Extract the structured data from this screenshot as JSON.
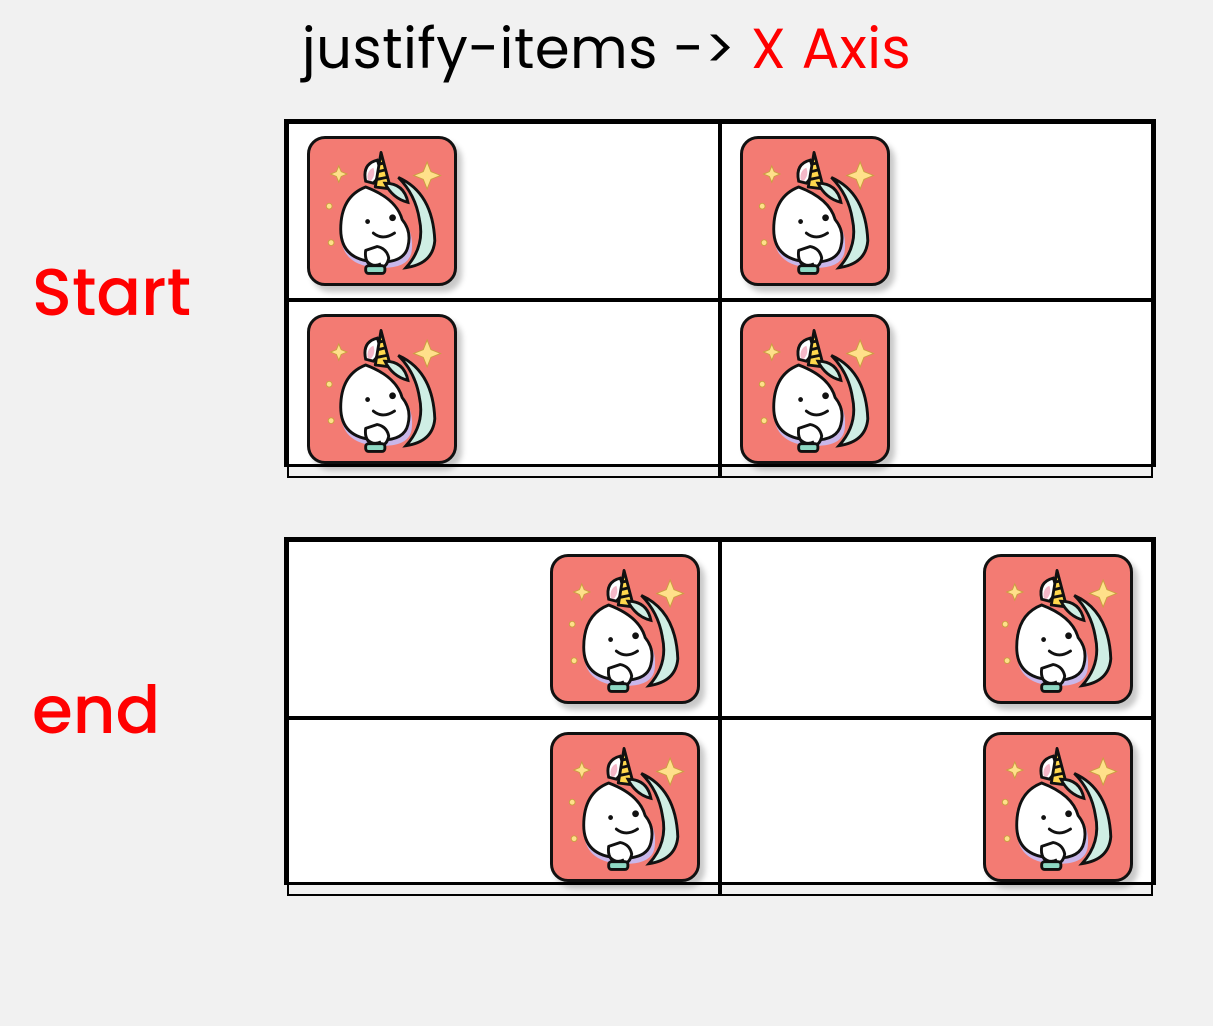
{
  "title": {
    "property": "justify-items ->",
    "axis": "X Axis"
  },
  "examples": [
    {
      "label": "Start",
      "justify": "start"
    },
    {
      "label": "end",
      "justify": "end"
    }
  ],
  "icon_name": "unicorn-icon",
  "colors": {
    "card_bg": "#f37b73",
    "accent": "#ff0000",
    "page_bg": "#f1f1f1"
  }
}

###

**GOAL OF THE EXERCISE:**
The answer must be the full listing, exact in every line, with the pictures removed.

**TASK RESPONSE:**
Extract the structured data from this screenshot as JSON.
{
  "title": {
    "property": "justify-items ->",
    "axis": "X Axis"
  },
  "examples": [
    {
      "label": "Start",
      "justify": "start"
    },
    {
      "label": "end",
      "justify": "end"
    }
  ],
  "icon_name": "unicorn-icon",
  "colors": {
    "card_bg": "#f37b73",
    "accent": "#ff0000",
    "page_bg": "#f1f1f1"
  }
}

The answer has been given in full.